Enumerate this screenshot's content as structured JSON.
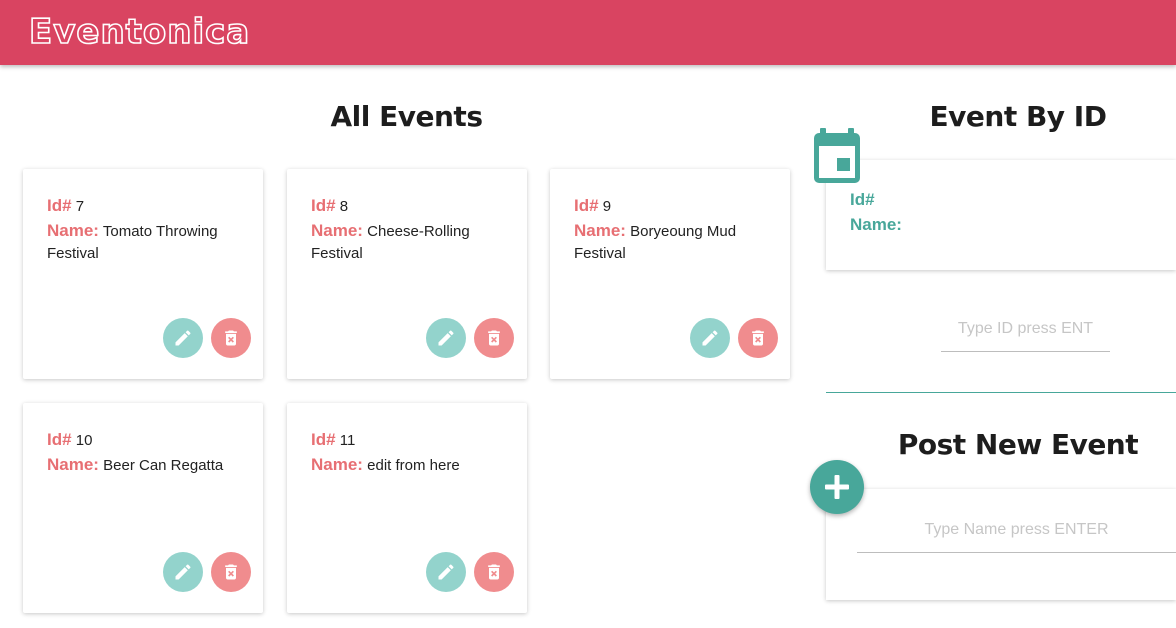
{
  "app": {
    "title": "Eventonica"
  },
  "all_events": {
    "title": "All Events",
    "id_label": "Id#",
    "name_label": "Name:",
    "events": [
      {
        "id": "7",
        "name": "Tomato Throwing Festival"
      },
      {
        "id": "8",
        "name": "Cheese-Rolling Festival"
      },
      {
        "id": "9",
        "name": "Boryeoung Mud Festival"
      },
      {
        "id": "10",
        "name": "Beer Can Regatta"
      },
      {
        "id": "11",
        "name": "edit from here"
      }
    ],
    "edit_icon": "pencil-icon",
    "delete_icon": "trash-can-icon"
  },
  "event_by_id": {
    "title": "Event By ID",
    "icon": "calendar-icon",
    "id_label": "Id#",
    "name_label": "Name:",
    "input_placeholder": "Type ID press ENT"
  },
  "post_new_event": {
    "title": "Post New Event",
    "icon": "plus-icon",
    "input_placeholder": "Type Name press ENTER"
  },
  "colors": {
    "appbar": "#d94461",
    "label_red": "#e76f73",
    "teal": "#48a79a",
    "edit_button": "#93d3cc",
    "delete_button": "#f08c8e"
  }
}
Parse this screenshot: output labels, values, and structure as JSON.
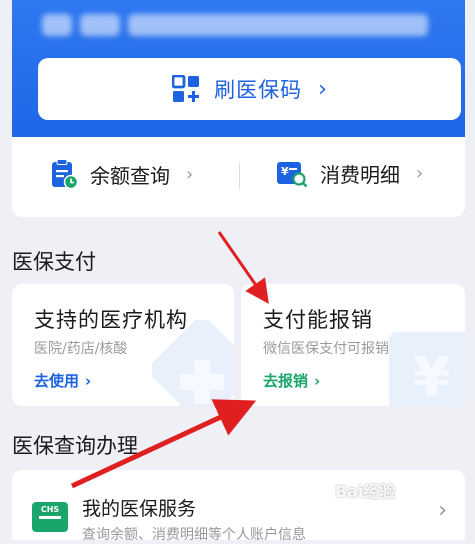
{
  "header": {
    "scan_label": "刷医保码"
  },
  "quick_actions": [
    {
      "label": "余额查询"
    },
    {
      "label": "消费明细"
    }
  ],
  "section_payment": {
    "title": "医保支付",
    "cards": [
      {
        "title": "支持的医疗机构",
        "subtitle": "医院/药店/核酸",
        "link": "去使用",
        "link_color": "#1d62e0"
      },
      {
        "title": "支付能报销",
        "subtitle": "微信医保支付可报销",
        "link": "去报销",
        "link_color": "#1aa56a"
      }
    ]
  },
  "section_query": {
    "title": "医保查询办理",
    "service_title": "我的医保服务",
    "service_subtitle": "查询余额、消费明细等个人账户信息",
    "badge_text": "CHS"
  },
  "watermark": "Bai经验",
  "colors": {
    "brand_blue": "#1d62e0",
    "green": "#1aa56a",
    "arrow_red": "#e02020"
  }
}
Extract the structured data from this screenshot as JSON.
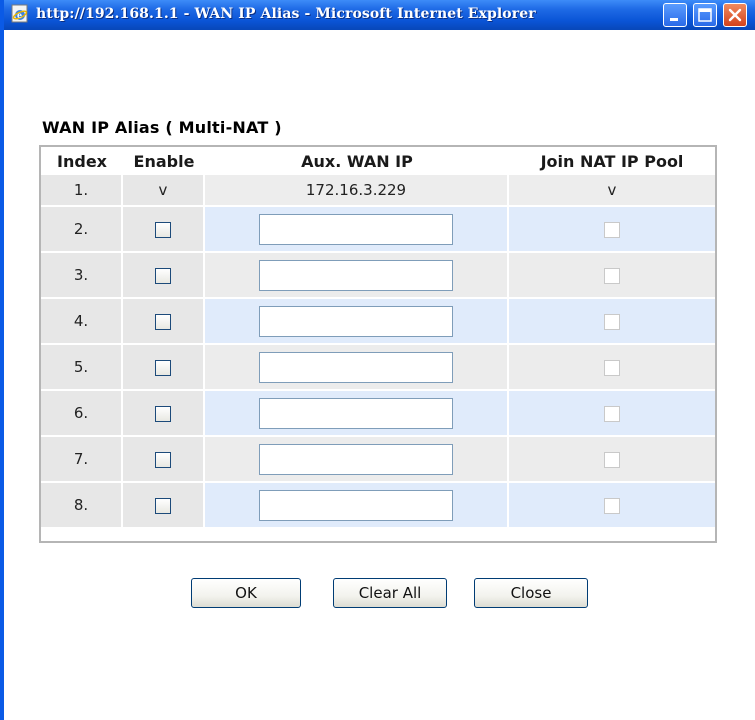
{
  "window": {
    "title": "http://192.168.1.1 - WAN IP Alias - Microsoft Internet Explorer"
  },
  "section": {
    "title": "WAN IP Alias ( Multi-NAT )"
  },
  "table": {
    "headers": {
      "index": "Index",
      "enable": "Enable",
      "aux_wan_ip": "Aux. WAN IP",
      "join_nat_ip_pool": "Join NAT IP Pool"
    },
    "rows": [
      {
        "index": "1.",
        "enable": "v",
        "ip": "172.16.3.229",
        "pool": "v"
      },
      {
        "index": "2.",
        "ip": ""
      },
      {
        "index": "3.",
        "ip": ""
      },
      {
        "index": "4.",
        "ip": ""
      },
      {
        "index": "5.",
        "ip": ""
      },
      {
        "index": "6.",
        "ip": ""
      },
      {
        "index": "7.",
        "ip": ""
      },
      {
        "index": "8.",
        "ip": ""
      }
    ]
  },
  "buttons": {
    "ok": "OK",
    "clear_all": "Clear All",
    "close": "Close"
  },
  "colors": {
    "titlebar": "#0a54d6",
    "row_gray": "#e7e7e7",
    "row_blue": "#e0ebfb"
  }
}
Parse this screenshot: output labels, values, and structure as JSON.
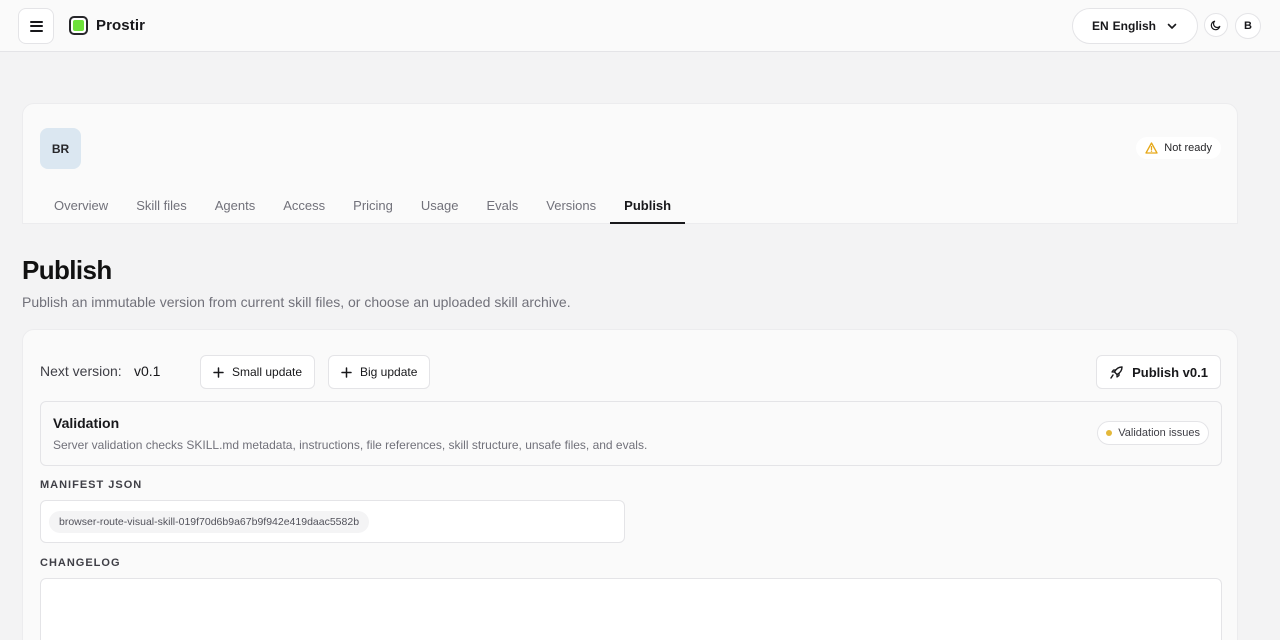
{
  "topbar": {
    "brand_name": "Prostir",
    "language_code": "EN",
    "language_name": "English",
    "user_initial": "B",
    "icons": {
      "menu": "hamburger-icon",
      "brand": "brand-logo-icon",
      "language_dropdown": "chevron-down-icon",
      "theme": "moon-icon"
    }
  },
  "skill": {
    "avatar_initials": "BR",
    "status_label": "Not ready",
    "status_icon": "warning-triangle-icon",
    "status_color": "#e6a817"
  },
  "tabs": [
    {
      "label": "Overview",
      "active": false
    },
    {
      "label": "Skill files",
      "active": false
    },
    {
      "label": "Agents",
      "active": false
    },
    {
      "label": "Access",
      "active": false
    },
    {
      "label": "Pricing",
      "active": false
    },
    {
      "label": "Usage",
      "active": false
    },
    {
      "label": "Evals",
      "active": false
    },
    {
      "label": "Versions",
      "active": false
    },
    {
      "label": "Publish",
      "active": true
    }
  ],
  "page": {
    "title": "Publish",
    "subtitle": "Publish an immutable version from current skill files, or choose an uploaded skill archive."
  },
  "publish": {
    "next_version_label": "Next version:",
    "next_version_value": "v0.1",
    "small_update_label": "Small update",
    "big_update_label": "Big update",
    "publish_button_label": "Publish v0.1",
    "publish_icon": "rocket-icon"
  },
  "validation": {
    "title": "Validation",
    "description": "Server validation checks SKILL.md metadata, instructions, file references, skill structure, unsafe files, and evals.",
    "status_label": "Validation issues",
    "status_color": "#e4b83a"
  },
  "manifest": {
    "label": "MANIFEST JSON",
    "chip_value": "browser-route-visual-skill-019f70d6b9a67b9f942e419daac5582b"
  },
  "changelog": {
    "label": "CHANGELOG",
    "value": ""
  }
}
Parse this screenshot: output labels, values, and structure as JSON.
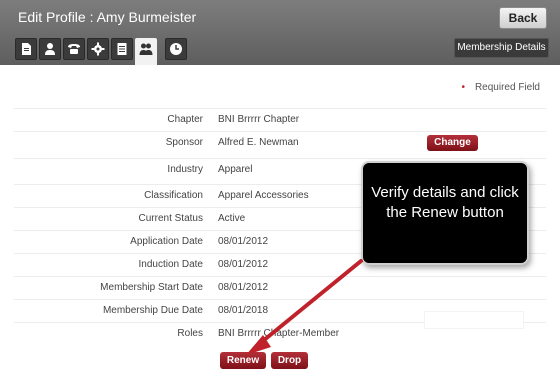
{
  "header": {
    "title": "Edit Profile : Amy Burmeister",
    "back_label": "Back",
    "membership_details_label": "Membership Details"
  },
  "tabs": [
    {
      "icon": "document-icon"
    },
    {
      "icon": "person-icon"
    },
    {
      "icon": "phone-icon"
    },
    {
      "icon": "gear-icon"
    },
    {
      "icon": "list-document-icon"
    },
    {
      "icon": "group-icon",
      "active": true
    },
    {
      "icon": "clock-icon"
    }
  ],
  "required_label": "Required Field",
  "form": {
    "rows": [
      {
        "label": "Chapter",
        "value": "BNI Brrrrr Chapter"
      },
      {
        "label": "Sponsor",
        "value": "Alfred E. Newman"
      },
      {
        "label": "Industry",
        "value": "Apparel"
      },
      {
        "label": "Classification",
        "value": "Apparel Accessories"
      },
      {
        "label": "Current Status",
        "value": "Active"
      },
      {
        "label": "Application Date",
        "value": "08/01/2012"
      },
      {
        "label": "Induction Date",
        "value": "08/01/2012"
      },
      {
        "label": "Membership Start Date",
        "value": "08/01/2012"
      },
      {
        "label": "Membership Due Date",
        "value": "08/01/2018"
      },
      {
        "label": "Roles",
        "value": "BNI Brrrrr Chapter-Member"
      }
    ],
    "change_label": "Change",
    "renew_label": "Renew",
    "drop_label": "Drop"
  },
  "callout": {
    "text": "Verify details and click the Renew button"
  },
  "colors": {
    "accent": "#9b1c24",
    "header": "#6b6b6b",
    "arrow": "#c0222b"
  }
}
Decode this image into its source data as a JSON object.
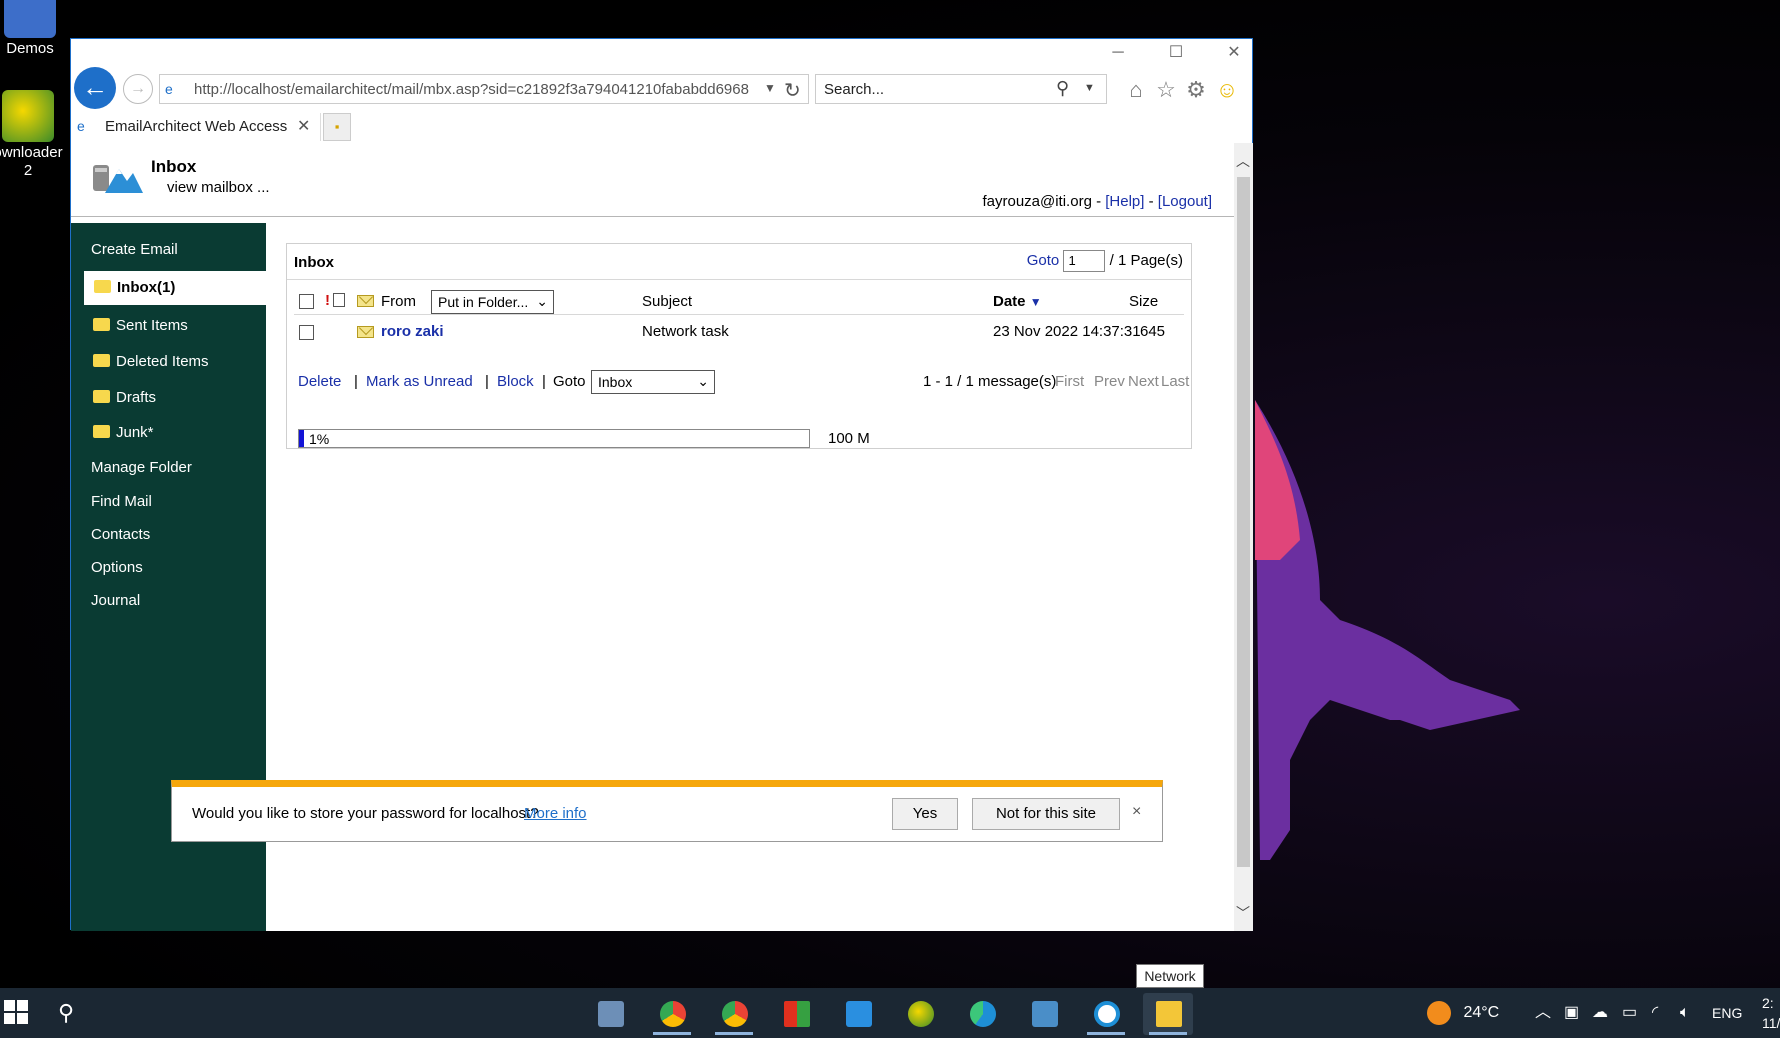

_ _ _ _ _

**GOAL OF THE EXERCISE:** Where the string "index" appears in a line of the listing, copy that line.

**PROBLEM SOLUTION:**
      "index": "Index",
        "index": "1.",
        "index": "2.",
        "index": "3.",
        "index": "4.",
        "index": "5.",
        "index": "6.",
        "index": "7.",
        "index": "8.",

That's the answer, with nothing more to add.